California require that new cars must meet California emissions
standards. This potentially impacts every owner and buyer of new
or late model used cars as well as the DIYers and professional mechanics
that work on them.
Below are answers to some of the most common questions:
- Are there still US federal emissions
standards? Yes, states can choose to specify cars either meet Federal/EPA or California (CARB) emissions standards specifications. The emissions standards usually vary by model year, so check your state's emissions guidelines.
- How can I tell if a car is a California
spec car? Look at the VEHICLE EMISSION CONTROL INFORMATION
label clearly displayed in the engine compartment. It meets California emissions specs if the label says “California emission standard
(CARB certified)”, “sale in all 50 states (50-state
certified)”, or “sale in the northeast”. The
VEHICLE EMISSION CONTROL INFORMATION label is also where you will
find "Engine Family" or "EFN" numbers.
- I do not live in California or one
of those emissions states so why do I care? Used cars from the California spec states could show up for sale
in any state. New states are steadily joining the California spec
list. If the car is a California spec car then it might eventually
need California spec replacement parts or service.
- Why are some of the replacement catalytic
converters listed in the RockAuto.com parts catalog described
as being for California emissions equipped models but “not
legal for sale on vehicles licensed in the state of California?” Since January 1, 2009, California requires that aftermarket catalytic
converters sold in California have special California Air Resource
Board (CARB) certification and labeling. An exhaust manufacturer
may have built a catalytic converter that meets or exceeds California
emissions standards, but they have not yet received CARB certification
so their catalytic converter cannot be sold in California.
- If a catalytic converter meets California
emissions standards but does not have CARB certification then
can it still successfully be installed on California spec cars
outside California? Yes.
- I live in California. Will a new (manufactured
after January 1, 2009) catalytic converter that meets California
emissions standards but does not have CARB certification still
enable my car to pass state emissions tests? No. The
catalytic converter meets California emissions standards so the
vehicle’s exhaust will likely pass emissions tests. But
the vehicle should still fail because the test includes a visual
inspection of the exhaust system. CARB certification requires
special CARB numbers be stamped into the body of the catalytic
converter. Without the CARB label on the new aftermarket catalytic
converter, the state inspector will fail the car no matter how
clean the exhaust is. Catalytic converters made before 2009 or
newer ones without CARB certification still have a date of manufacture
stamped on them per Federal/EPA requirements.
- Will this get less or more complicated
in the future? It might get less complicated if the California
emissions standards are adopted by all the states or if car manufacturers

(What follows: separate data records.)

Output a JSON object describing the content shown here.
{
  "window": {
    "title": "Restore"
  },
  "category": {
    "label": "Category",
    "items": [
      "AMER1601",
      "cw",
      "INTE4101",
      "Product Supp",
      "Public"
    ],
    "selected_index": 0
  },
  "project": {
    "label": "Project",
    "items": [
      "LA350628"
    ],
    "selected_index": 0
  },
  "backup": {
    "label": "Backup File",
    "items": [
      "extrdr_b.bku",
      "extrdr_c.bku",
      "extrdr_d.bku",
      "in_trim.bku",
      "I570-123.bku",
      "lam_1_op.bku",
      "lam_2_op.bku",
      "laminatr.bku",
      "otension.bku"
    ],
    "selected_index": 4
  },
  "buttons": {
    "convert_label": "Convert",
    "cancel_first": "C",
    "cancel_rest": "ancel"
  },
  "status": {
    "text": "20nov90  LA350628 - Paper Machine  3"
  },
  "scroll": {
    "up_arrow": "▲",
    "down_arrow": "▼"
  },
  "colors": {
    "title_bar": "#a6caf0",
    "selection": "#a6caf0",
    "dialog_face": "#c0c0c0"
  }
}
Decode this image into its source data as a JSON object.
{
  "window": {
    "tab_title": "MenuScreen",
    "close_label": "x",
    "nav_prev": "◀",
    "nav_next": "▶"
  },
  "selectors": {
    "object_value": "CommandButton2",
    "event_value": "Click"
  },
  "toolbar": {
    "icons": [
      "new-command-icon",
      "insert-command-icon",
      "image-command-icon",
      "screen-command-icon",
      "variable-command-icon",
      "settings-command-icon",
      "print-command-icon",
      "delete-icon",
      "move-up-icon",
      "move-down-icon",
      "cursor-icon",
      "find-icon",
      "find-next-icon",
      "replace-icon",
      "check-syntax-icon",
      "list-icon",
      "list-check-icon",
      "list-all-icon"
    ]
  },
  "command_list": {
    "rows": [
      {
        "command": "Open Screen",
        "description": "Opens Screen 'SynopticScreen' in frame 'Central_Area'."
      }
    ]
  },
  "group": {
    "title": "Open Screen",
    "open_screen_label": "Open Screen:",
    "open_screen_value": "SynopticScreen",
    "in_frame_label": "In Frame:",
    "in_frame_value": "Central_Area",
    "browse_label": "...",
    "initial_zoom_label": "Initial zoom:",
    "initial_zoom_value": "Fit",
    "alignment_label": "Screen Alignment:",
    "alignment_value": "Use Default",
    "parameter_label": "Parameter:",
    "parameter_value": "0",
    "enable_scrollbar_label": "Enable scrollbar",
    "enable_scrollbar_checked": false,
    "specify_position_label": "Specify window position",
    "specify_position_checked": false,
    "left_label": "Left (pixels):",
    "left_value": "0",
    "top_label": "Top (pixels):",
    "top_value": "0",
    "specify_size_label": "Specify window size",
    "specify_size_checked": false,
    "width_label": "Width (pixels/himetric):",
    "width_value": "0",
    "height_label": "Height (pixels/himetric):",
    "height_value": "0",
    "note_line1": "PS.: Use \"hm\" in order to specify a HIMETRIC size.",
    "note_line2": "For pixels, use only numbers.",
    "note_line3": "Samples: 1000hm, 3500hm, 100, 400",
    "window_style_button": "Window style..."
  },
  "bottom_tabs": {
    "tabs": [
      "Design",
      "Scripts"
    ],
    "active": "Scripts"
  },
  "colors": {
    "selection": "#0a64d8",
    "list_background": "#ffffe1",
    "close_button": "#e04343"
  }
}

decide to only make California spec cars. But it could get more
complicated if other states besides California are allowed to
come up with their own emissions standards or if California or
other states write new regulations similar to the CARB certification
for replacement catalytic converters.